The Fatima Mansions

Fatima Mansions

The Fatima Mansions (1991)
Background information
Origin Cork, Ireland
Genres Alternative rock
Years active 1988-1995
Labels Radioactive Records
Associated acts Microdisney, Bubonique
Past members Cathal Coughlan
Andrias O'Gruama
Zak Woolhouse
Hugh Bunker
Nick Allum
Duke O Malaithe
Nick Bunker
Howard Hughes
Jonathan Fell
Paul Murphy
This article is about the band. For the flats, see Fatima Mansions (housing).

The Fatima Mansions were an art rock group formed in 1988 by Cork singer/keyboardist Cathal Coughlan, formerly of Microdisney. The original line-up consisted of Coughlan, along with Nick Allum, Jonathan Fell, Zac Woolhouse and Aindrias O'Gruama. They took their name from the Fatima Mansions corporation flats in Rialto, Dublin.[1][2]

The Fatima Mansions had some indie chart success with albums such as Against Nature, Viva Dead Ponies, Bertie's Brochures, Valhalla Avenue and Lost in the Former West.

They entered the Top 10 of the UK Singles Chart in 1992[3] with a heavily reworked version of Bryan Adams' song "(Everything I Do) I Do It for You", taken from an NME tribute album in aid of the charity, the Spastics Society. The single was a double A-side; the flip-track, Manic Street Preachers' version of "Suicide Is Painless" received most of the radio airplay. They also gained mainstream exposure by opening a European leg of U2's Zoo TV Tour in 1992, although they were nearly booed off the stage and almost started a riot when front man Coughlan swore at a Milan audience and insulted the Pope.[4] The band often courted controversy with religion, dictators, empires and general authority being targets for Coughlan's vitriol. Despite this, The Guardian newspaper described him as "the most underrated lyricist in pop today", and DJ John Peel said he could "listen to Cathal Coughlan sing the phone book".

The album and singles campaign for 1995's Lost in the Former West was styled on the glamour of Liberace, and featured a cover version of The Walker Brothers's "Nite Flights".

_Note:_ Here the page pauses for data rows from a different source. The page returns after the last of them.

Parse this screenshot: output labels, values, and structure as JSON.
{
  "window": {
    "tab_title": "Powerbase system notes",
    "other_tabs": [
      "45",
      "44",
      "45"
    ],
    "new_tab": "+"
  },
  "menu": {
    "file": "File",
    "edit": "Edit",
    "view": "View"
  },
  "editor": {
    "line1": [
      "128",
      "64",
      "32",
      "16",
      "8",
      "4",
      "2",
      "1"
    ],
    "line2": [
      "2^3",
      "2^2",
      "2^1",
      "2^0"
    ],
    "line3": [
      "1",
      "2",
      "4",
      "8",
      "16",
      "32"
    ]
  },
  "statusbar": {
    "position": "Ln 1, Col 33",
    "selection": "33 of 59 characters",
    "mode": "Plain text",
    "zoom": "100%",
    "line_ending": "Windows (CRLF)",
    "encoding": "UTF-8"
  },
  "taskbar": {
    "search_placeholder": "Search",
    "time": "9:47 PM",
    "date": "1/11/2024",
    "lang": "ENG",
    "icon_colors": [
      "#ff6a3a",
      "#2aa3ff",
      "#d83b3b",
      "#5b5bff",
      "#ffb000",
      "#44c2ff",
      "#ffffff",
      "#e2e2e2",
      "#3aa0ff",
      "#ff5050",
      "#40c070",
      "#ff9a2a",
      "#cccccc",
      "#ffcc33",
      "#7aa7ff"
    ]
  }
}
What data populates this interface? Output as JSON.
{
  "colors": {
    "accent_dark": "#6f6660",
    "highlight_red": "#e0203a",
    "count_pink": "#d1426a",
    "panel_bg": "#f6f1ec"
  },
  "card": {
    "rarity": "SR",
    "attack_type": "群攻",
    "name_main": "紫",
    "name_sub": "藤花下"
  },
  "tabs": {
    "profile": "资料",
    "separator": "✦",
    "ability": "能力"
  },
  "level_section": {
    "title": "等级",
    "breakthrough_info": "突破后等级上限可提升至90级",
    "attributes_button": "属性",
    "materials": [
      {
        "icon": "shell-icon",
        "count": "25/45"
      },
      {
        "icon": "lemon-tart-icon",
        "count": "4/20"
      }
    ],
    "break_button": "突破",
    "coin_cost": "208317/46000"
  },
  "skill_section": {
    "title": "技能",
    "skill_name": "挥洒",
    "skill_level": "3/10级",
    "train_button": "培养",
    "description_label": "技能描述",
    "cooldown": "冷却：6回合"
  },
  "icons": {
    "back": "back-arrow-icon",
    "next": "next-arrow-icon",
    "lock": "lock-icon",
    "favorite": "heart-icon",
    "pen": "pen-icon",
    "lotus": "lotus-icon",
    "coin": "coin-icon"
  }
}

  1. "History of Fatima Mansions", Fatima Groups Unlimited, retrieved 10 January 2010
  2. 1 2 3 4 5 Strong, Martin C. (2003) The Great Indie Discography, Canongate, ISBN 1-84195-335-0, p. 281-282
  3. Roberts, David (2006). British Hit Singles & Albums (19th ed.). London: Guinness World Records Limited. p. 196. ISBN 1-904994-10-5.
  4. Stephenson, Campbell (2004) "The 10: Campbell Stevenson on stage disasters", The Observer, 15 August 2004, retrieved 10 January 2010
  6. Lazell, Barry (1998) Indie Hits 1980-1989, Cherry Red Books, ISBN 0-9517206-9-4, p. 85
This article is issued from Wikipedia - version of the 11/16/2016. The text is available under the Creative Commons Attribution/Share Alike but additional terms may apply for the media files.